## GOAL OF THE EXERCISE
Please find the lines in the entries below that contain the word "Yearly", and copy each one.
START RECORDS SHOWN
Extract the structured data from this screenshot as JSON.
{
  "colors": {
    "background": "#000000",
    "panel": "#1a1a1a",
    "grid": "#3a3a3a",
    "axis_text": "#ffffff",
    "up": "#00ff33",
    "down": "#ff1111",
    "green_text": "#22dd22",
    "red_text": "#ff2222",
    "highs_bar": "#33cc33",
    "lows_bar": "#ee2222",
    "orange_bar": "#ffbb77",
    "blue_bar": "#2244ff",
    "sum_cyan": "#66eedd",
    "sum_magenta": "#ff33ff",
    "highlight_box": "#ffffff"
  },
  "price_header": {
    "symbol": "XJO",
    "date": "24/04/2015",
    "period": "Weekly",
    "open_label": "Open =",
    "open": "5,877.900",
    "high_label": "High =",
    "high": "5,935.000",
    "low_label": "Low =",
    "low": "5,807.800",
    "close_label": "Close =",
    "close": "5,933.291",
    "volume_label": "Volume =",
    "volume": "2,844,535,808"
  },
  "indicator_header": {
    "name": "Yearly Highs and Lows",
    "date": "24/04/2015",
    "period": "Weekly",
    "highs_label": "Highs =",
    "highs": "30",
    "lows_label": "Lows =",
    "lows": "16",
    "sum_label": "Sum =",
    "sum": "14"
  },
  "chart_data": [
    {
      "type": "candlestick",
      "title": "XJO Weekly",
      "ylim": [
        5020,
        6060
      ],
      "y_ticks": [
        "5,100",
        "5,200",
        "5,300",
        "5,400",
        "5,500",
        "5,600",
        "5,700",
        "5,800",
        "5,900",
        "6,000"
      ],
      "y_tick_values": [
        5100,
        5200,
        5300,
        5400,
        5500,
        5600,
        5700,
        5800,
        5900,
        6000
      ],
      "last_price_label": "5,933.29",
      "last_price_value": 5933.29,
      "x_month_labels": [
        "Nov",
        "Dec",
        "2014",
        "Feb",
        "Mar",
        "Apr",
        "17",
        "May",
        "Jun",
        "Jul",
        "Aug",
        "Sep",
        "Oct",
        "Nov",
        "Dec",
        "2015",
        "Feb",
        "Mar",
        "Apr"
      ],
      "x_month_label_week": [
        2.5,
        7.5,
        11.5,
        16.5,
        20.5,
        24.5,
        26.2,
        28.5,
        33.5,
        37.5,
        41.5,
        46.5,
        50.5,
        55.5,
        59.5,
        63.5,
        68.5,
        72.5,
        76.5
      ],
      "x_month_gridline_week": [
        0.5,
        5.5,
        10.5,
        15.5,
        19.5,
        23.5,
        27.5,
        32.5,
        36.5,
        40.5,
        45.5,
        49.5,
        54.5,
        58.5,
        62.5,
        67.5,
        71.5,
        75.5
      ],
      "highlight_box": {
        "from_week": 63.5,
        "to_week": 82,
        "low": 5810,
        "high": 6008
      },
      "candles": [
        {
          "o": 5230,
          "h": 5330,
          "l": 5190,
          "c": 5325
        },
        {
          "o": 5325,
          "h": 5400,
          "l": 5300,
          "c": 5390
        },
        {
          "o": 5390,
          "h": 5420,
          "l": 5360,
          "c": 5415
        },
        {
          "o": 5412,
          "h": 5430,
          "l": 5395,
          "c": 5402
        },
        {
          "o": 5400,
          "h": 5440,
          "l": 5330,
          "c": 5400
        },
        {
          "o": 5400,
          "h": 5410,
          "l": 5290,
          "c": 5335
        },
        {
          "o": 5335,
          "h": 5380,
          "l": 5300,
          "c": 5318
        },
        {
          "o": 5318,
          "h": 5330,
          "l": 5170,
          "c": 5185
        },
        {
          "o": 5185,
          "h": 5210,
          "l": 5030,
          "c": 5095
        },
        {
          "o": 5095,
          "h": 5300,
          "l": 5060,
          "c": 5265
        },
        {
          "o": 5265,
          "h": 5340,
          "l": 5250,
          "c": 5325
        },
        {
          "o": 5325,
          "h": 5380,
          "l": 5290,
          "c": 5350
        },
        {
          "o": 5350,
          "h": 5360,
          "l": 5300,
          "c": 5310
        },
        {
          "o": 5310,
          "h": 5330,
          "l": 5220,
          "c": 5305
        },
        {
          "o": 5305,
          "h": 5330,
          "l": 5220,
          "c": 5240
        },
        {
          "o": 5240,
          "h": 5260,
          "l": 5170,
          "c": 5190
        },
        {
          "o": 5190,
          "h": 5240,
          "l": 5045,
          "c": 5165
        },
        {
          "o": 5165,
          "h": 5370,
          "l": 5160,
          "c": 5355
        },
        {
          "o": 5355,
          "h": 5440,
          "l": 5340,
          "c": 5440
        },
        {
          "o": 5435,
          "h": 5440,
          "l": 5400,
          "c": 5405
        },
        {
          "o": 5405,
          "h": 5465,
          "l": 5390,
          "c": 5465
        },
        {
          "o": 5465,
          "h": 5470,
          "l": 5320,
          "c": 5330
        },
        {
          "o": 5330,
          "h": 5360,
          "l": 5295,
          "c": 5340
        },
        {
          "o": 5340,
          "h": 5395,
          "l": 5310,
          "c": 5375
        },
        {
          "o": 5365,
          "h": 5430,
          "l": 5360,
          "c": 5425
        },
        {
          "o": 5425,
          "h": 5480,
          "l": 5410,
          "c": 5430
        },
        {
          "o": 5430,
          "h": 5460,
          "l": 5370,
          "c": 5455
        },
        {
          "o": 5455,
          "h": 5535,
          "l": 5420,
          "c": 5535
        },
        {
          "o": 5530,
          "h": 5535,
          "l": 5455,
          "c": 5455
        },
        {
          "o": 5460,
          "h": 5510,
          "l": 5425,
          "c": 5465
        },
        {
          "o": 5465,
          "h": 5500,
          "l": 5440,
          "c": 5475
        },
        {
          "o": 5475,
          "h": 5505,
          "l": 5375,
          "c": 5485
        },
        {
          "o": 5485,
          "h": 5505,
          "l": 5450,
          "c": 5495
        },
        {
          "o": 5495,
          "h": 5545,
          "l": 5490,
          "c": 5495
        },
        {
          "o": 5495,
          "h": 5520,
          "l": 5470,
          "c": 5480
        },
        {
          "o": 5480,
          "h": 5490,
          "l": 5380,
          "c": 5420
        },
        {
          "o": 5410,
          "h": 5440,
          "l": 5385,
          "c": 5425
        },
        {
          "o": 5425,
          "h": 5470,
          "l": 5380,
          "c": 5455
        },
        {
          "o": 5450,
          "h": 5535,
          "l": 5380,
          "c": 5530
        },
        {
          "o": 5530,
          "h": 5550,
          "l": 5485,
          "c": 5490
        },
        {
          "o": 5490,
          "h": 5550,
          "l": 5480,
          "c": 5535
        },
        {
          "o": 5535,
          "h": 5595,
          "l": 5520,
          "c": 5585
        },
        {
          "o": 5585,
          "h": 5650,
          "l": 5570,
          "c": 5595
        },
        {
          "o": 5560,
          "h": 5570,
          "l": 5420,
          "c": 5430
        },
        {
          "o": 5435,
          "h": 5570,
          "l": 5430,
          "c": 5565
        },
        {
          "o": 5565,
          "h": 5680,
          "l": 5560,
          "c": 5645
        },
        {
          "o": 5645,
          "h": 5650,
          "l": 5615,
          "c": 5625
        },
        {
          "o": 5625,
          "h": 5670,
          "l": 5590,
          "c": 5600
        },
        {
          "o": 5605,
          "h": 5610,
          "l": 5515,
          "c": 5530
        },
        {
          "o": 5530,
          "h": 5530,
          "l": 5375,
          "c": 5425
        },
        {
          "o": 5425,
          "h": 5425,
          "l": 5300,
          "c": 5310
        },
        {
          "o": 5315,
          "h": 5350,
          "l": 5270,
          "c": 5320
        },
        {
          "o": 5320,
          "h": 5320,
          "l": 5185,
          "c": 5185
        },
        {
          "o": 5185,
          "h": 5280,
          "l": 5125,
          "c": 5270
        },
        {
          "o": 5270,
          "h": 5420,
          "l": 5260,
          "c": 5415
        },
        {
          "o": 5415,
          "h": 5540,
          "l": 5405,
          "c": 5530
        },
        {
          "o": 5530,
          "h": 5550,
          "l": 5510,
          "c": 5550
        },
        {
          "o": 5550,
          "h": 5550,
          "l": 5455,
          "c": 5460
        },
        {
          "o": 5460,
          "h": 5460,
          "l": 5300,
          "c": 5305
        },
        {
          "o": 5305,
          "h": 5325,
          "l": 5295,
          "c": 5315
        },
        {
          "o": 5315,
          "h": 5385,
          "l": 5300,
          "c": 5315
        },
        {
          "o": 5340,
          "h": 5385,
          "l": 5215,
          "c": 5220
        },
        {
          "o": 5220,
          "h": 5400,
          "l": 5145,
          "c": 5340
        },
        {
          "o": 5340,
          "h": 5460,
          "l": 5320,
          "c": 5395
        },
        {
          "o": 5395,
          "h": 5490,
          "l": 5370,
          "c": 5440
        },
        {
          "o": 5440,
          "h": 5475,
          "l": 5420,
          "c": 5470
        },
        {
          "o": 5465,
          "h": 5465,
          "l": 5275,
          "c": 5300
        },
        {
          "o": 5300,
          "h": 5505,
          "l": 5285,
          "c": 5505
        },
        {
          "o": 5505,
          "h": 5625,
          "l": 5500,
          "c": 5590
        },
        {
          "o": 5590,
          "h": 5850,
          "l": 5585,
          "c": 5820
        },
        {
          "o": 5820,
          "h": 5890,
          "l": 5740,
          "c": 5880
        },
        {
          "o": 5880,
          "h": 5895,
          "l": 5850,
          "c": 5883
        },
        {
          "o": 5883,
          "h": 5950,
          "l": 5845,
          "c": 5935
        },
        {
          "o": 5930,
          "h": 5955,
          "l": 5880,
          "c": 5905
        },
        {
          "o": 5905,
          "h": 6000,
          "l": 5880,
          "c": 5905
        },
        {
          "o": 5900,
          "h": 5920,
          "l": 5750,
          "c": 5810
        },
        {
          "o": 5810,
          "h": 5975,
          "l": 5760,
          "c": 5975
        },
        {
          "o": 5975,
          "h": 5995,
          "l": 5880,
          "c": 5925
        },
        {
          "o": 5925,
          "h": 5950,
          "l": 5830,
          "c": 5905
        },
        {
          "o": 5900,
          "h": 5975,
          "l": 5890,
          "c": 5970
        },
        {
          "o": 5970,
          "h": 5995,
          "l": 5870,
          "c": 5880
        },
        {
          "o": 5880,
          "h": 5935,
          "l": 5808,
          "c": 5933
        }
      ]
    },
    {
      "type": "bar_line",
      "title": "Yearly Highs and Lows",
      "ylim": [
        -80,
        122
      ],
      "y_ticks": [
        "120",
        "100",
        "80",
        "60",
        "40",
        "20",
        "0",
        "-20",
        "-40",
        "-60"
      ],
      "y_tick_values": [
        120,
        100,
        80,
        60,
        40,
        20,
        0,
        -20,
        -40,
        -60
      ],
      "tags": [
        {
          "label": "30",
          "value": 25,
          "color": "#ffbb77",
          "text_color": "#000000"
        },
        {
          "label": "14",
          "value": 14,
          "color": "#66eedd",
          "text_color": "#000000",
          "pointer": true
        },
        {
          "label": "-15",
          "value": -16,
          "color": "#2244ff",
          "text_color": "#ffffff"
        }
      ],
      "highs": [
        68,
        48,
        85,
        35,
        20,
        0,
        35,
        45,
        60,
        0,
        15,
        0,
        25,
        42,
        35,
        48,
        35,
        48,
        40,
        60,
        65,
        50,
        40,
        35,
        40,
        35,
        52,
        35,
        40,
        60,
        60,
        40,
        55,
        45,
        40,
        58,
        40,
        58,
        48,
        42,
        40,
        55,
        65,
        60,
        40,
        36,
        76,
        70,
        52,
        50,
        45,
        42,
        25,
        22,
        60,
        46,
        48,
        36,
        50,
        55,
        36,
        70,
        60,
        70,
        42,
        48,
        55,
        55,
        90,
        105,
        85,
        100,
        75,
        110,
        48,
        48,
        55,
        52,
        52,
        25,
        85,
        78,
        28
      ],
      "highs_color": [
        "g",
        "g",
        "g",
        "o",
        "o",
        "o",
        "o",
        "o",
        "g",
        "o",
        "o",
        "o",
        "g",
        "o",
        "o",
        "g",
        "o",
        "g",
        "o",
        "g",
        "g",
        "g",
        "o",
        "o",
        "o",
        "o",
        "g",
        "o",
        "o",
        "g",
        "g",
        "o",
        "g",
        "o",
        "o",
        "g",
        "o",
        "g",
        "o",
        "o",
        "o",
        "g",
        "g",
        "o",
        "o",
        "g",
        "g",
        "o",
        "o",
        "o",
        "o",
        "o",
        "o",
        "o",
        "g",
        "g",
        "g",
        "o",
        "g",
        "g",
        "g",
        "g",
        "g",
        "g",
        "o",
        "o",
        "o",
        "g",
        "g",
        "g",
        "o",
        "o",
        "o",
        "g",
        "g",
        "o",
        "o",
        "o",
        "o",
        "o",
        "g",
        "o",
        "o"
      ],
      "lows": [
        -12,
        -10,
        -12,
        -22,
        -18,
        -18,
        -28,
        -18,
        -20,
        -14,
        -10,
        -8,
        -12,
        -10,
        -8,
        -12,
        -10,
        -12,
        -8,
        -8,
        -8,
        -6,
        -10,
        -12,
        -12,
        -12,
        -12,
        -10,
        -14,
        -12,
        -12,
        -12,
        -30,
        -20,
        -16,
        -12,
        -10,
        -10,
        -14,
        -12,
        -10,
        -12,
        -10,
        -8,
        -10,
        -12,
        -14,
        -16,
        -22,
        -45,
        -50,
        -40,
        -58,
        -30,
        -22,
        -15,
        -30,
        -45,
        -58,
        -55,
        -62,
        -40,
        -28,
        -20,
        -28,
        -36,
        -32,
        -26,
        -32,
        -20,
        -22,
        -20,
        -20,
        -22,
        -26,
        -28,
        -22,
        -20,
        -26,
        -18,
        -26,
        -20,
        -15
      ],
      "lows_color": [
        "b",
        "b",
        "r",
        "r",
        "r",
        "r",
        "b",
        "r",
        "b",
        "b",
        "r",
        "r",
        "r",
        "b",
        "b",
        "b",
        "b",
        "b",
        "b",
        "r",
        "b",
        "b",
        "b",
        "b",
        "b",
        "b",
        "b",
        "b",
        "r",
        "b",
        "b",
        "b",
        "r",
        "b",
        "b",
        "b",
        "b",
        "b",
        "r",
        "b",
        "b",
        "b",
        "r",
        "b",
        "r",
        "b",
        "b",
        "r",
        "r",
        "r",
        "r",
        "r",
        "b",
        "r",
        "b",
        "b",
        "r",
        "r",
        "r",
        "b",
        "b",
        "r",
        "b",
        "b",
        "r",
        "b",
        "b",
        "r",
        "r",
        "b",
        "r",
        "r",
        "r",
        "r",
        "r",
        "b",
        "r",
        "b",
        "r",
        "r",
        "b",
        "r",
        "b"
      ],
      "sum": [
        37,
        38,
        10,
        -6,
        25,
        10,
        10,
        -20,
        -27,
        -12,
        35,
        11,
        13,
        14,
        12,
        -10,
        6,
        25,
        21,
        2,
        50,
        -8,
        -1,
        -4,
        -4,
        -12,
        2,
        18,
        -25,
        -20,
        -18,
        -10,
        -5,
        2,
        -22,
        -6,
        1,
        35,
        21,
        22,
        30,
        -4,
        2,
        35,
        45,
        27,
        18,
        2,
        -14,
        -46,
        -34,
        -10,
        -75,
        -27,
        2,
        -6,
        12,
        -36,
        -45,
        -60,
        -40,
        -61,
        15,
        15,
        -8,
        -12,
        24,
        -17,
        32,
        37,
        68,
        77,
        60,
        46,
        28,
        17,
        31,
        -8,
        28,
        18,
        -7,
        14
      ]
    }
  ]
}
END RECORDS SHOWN
## SOLUTION FOR THIS PROBLEM
    "name": "Yearly Highs and Lows",
      "title": "Yearly Highs and Lows",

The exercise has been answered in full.